Garlic is used in some form of the other in all of the world’s cuisines. Curiously enough, Northern Europeans seem to be the only ones who look on it with suspicion because of its strong smell, which is sometimes felt unpleasant.
Garlic is quite a wonderful little bulb with a reputation in folklore for preventing everything from the common cold and flu to the Plague! Garlic is used to treat flu, bronchitis and it's also an antiseptic. Garlic also helps to clear fat accumulations from the blood vessels, lower cholesterol and protect against bacterial and viral infections. It also treats athlete's foot, bug bites, earache, leukemia, malaria, and toothache.
Studies have shown garlic can suppress the growth of tumors, and is a potent antioxidant good for cardiovascular health.
- Intensity of flavor depends on how garlic is prepared. Whole & sliced cloves have milder flavors when compared to smashed or minced cloves. Smaller the clove is chopped greater is the flavor.
- Place garlic cloves in the microwave for 15 seconds and the skins should peel off easily.
- Add garlic flavor to your salad by cutting a raw garlic clove in half and rubbing the inside of your bowl with the cut edge of the clove.
- Don't throw out sprouting garlic. Instead, plant the cloves fairly close together in a pot or in the garden (if your climate is suitable at the time). The new shoots that appear will have a mild garlic flavor and can be used in the same manner as regular chives.

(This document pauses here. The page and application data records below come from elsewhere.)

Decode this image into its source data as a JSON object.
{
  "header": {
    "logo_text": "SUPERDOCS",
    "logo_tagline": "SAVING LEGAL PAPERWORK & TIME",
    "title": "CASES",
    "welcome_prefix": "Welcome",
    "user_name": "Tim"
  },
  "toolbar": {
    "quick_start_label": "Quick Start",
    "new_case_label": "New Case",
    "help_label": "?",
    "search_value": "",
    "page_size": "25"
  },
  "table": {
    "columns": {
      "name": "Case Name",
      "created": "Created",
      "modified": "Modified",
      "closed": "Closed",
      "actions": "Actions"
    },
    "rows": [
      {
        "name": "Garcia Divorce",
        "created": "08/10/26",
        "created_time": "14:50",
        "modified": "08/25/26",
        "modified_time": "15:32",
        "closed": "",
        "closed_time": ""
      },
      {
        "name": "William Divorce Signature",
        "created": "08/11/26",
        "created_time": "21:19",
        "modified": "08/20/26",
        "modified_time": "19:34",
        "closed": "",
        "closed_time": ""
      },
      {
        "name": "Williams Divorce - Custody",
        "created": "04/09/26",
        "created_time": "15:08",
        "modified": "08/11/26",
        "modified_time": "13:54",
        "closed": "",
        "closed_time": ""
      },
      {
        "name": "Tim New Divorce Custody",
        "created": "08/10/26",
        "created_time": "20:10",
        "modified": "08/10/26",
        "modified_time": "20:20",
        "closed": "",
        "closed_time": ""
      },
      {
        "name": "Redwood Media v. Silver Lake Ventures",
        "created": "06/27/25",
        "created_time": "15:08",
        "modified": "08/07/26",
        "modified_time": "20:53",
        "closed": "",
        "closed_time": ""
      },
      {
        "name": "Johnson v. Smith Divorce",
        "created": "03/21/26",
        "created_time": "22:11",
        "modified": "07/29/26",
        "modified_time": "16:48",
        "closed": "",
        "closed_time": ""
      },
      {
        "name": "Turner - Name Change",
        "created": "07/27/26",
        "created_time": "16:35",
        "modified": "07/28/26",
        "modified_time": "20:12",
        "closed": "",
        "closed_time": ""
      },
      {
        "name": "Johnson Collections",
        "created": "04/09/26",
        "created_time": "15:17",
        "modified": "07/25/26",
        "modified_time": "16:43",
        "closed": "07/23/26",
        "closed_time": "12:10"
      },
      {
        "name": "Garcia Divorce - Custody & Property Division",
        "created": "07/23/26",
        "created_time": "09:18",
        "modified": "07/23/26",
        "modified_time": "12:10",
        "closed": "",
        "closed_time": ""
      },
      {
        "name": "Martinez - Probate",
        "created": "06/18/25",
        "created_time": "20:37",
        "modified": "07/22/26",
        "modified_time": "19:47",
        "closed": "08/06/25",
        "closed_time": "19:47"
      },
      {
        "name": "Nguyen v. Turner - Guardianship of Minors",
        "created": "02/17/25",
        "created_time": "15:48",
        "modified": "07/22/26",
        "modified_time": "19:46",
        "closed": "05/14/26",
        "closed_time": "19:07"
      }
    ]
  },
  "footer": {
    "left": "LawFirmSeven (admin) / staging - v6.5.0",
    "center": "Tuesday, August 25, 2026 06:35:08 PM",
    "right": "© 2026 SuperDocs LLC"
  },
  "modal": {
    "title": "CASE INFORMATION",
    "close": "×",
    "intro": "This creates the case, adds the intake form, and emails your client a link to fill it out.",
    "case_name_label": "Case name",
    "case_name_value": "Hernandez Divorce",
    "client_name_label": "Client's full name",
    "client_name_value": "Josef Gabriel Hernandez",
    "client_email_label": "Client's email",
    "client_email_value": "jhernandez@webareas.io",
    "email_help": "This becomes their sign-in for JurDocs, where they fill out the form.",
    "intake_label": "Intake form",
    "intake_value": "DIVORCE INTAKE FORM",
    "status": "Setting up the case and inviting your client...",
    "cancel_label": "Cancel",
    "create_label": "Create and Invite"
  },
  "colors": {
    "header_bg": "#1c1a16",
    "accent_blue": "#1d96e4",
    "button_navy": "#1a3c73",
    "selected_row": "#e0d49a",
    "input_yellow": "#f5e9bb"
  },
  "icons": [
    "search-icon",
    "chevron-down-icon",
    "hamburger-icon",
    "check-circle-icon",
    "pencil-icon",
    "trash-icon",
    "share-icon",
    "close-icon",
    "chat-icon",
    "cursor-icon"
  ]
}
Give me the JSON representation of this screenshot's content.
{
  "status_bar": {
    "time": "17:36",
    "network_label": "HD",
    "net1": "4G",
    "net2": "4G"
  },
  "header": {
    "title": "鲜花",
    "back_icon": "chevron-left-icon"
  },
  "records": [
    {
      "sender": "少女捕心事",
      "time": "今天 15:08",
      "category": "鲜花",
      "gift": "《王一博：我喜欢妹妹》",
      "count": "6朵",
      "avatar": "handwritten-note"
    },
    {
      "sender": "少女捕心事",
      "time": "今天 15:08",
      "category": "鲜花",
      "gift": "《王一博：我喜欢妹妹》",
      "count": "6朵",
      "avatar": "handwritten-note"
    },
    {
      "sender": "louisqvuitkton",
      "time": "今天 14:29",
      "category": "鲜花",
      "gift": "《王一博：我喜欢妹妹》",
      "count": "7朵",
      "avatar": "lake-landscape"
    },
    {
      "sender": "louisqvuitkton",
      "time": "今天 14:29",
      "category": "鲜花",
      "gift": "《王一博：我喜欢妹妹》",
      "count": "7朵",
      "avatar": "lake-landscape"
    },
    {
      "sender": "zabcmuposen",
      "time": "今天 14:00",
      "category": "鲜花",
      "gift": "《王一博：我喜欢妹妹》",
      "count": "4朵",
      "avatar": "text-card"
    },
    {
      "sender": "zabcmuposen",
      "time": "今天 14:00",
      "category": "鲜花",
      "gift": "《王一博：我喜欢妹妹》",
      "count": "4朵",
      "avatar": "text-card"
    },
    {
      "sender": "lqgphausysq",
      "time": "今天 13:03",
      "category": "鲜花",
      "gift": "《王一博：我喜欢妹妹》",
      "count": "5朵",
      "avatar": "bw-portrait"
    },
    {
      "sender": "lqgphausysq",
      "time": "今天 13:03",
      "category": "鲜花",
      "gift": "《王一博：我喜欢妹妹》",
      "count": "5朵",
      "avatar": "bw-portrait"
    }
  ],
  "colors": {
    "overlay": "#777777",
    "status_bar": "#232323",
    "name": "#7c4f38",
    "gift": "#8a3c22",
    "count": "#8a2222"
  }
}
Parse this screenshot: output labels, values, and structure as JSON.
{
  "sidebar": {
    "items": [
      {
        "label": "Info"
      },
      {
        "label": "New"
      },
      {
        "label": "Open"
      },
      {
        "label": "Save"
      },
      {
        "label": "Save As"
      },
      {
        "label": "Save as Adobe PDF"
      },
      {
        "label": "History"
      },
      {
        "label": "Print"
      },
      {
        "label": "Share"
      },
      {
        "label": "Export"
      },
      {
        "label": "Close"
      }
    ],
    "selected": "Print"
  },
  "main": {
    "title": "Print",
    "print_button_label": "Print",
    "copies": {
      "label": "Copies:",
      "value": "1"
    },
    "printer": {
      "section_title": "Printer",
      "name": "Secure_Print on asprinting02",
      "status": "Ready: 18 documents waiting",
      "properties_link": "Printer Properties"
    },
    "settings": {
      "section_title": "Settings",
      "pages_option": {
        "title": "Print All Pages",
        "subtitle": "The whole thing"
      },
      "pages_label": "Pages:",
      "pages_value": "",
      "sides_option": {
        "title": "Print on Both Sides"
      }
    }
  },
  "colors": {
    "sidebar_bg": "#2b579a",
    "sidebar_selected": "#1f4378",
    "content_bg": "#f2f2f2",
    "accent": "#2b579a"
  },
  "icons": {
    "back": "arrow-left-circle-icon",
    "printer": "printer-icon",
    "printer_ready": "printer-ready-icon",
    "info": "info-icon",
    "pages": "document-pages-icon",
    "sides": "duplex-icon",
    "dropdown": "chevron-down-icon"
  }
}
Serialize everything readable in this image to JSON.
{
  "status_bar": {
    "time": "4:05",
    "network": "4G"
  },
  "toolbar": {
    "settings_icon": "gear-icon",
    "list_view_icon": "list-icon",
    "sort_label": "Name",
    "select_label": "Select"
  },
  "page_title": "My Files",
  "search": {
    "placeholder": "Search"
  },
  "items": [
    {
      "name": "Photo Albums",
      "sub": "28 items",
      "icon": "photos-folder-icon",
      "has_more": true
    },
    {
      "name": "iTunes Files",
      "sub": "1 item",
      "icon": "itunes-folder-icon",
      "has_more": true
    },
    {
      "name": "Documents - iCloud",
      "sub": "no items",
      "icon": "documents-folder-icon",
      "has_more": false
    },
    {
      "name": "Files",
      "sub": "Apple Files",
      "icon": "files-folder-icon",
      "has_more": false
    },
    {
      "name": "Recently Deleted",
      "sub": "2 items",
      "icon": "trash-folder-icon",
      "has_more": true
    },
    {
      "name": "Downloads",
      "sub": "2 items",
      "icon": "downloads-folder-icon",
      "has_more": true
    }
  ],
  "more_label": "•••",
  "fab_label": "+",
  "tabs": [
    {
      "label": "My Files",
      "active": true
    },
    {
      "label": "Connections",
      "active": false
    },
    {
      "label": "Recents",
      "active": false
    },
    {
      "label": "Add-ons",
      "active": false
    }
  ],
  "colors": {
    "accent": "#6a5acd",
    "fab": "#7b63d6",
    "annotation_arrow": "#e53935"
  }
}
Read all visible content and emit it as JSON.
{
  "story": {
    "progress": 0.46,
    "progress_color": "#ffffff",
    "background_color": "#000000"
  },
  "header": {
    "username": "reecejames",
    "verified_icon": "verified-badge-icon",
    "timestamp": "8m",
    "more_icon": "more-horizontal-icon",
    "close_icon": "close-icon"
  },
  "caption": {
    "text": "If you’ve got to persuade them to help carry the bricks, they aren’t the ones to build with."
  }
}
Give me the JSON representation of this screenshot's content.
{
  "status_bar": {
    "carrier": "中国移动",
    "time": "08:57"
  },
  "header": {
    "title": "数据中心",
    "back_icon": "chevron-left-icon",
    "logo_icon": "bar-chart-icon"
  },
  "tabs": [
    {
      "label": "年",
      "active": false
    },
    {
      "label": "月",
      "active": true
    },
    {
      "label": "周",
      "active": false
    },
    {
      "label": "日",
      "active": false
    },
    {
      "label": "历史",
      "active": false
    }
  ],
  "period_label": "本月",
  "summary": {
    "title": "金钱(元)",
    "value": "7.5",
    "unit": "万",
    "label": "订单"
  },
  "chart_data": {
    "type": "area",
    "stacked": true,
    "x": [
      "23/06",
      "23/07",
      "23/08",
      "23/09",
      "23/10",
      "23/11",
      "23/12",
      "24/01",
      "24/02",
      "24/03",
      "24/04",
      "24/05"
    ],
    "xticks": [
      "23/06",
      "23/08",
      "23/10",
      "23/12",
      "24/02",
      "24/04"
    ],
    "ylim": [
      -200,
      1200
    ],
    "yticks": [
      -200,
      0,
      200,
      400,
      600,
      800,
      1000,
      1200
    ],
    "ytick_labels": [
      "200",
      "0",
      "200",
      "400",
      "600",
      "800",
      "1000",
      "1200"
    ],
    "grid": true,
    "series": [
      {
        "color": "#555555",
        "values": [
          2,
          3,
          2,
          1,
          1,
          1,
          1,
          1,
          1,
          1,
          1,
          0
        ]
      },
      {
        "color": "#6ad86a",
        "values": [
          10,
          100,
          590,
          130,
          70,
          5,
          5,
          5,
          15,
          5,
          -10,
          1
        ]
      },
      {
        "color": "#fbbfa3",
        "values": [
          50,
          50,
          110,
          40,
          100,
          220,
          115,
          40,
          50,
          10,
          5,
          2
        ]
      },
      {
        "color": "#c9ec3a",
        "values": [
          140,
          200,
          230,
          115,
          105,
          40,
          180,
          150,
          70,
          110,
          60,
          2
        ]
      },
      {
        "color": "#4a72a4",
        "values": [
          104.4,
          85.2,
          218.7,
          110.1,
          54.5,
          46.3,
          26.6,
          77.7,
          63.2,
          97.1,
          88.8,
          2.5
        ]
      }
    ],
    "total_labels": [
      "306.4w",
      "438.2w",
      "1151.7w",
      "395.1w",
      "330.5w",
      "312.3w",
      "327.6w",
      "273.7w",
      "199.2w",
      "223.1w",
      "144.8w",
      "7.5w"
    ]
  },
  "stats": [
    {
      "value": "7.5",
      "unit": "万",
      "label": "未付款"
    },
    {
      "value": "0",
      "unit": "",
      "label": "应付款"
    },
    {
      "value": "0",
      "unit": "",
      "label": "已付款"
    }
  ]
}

- To remove the garlic odor from your hands after working with garlic, wash hands thoroughly and then use some type of stainless steel device that can be worked over and around the areas affected on fingers or hands.